Data extracted from a collection:
■ ■ ■ ■

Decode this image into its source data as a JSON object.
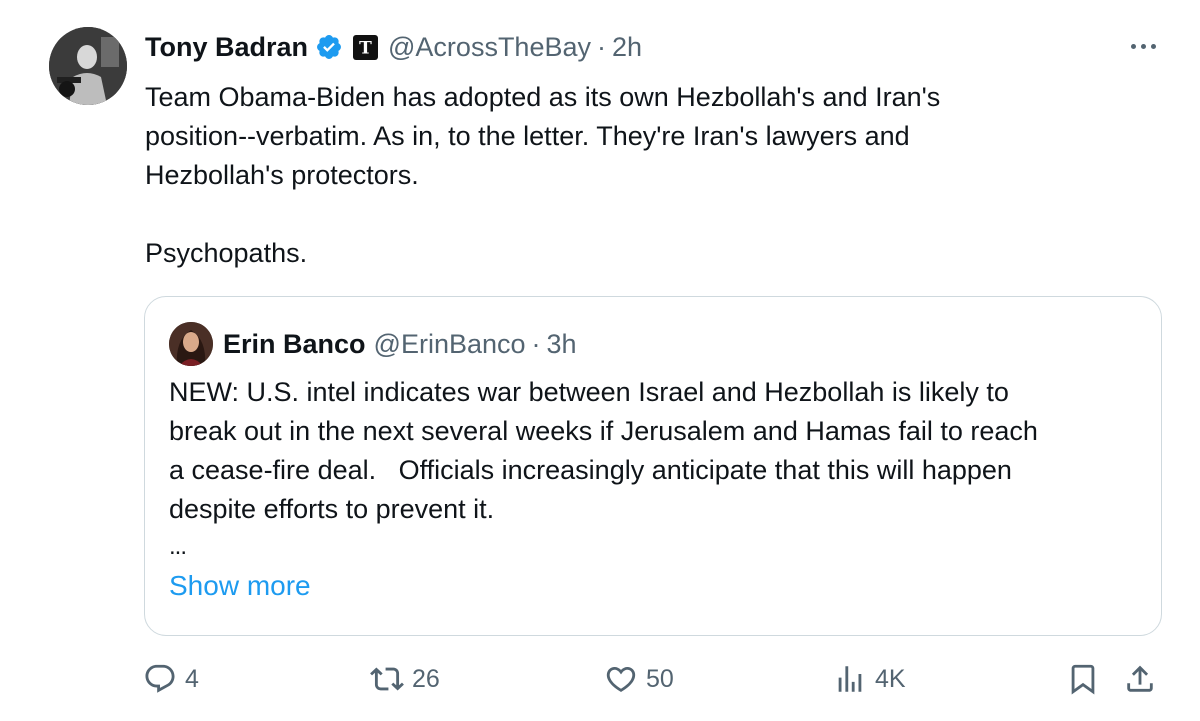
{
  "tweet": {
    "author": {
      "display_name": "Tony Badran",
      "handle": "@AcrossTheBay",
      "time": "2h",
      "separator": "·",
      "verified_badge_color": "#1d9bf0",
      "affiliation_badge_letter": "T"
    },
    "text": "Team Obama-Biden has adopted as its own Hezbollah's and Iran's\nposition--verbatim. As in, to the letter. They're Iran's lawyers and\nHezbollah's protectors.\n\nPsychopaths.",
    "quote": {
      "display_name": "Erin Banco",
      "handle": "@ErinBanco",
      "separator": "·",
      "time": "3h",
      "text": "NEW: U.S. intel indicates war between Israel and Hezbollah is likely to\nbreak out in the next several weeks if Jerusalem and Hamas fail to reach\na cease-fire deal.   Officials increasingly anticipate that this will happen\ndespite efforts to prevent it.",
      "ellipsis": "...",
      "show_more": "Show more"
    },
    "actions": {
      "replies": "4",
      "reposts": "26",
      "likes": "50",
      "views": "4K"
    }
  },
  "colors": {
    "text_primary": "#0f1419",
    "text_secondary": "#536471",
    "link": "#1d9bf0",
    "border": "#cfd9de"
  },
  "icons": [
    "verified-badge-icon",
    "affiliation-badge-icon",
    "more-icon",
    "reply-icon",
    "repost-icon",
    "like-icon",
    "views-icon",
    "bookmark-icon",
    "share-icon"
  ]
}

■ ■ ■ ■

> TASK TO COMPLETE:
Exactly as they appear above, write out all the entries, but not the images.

> REPLY TO THE EXERCISE:
Decode this image into its source data as a JSON object.
{
  "tweet": {
    "author": {
      "display_name": "Tony Badran",
      "handle": "@AcrossTheBay",
      "time": "2h",
      "separator": "·",
      "verified_badge_color": "#1d9bf0",
      "affiliation_badge_letter": "T"
    },
    "text": "Team Obama-Biden has adopted as its own Hezbollah's and Iran's\nposition--verbatim. As in, to the letter. They're Iran's lawyers and\nHezbollah's protectors.\n\nPsychopaths.",
    "quote": {
      "display_name": "Erin Banco",
      "handle": "@ErinBanco",
      "separator": "·",
      "time": "3h",
      "text": "NEW: U.S. intel indicates war between Israel and Hezbollah is likely to\nbreak out in the next several weeks if Jerusalem and Hamas fail to reach\na cease-fire deal.   Officials increasingly anticipate that this will happen\ndespite efforts to prevent it.",
      "ellipsis": "...",
      "show_more": "Show more"
    },
    "actions": {
      "replies": "4",
      "reposts": "26",
      "likes": "50",
      "views": "4K"
    }
  },
  "colors": {
    "text_primary": "#0f1419",
    "text_secondary": "#536471",
    "link": "#1d9bf0",
    "border": "#cfd9de"
  },
  "icons": [
    "verified-badge-icon",
    "affiliation-badge-icon",
    "more-icon",
    "reply-icon",
    "repost-icon",
    "like-icon",
    "views-icon",
    "bookmark-icon",
    "share-icon"
  ]
}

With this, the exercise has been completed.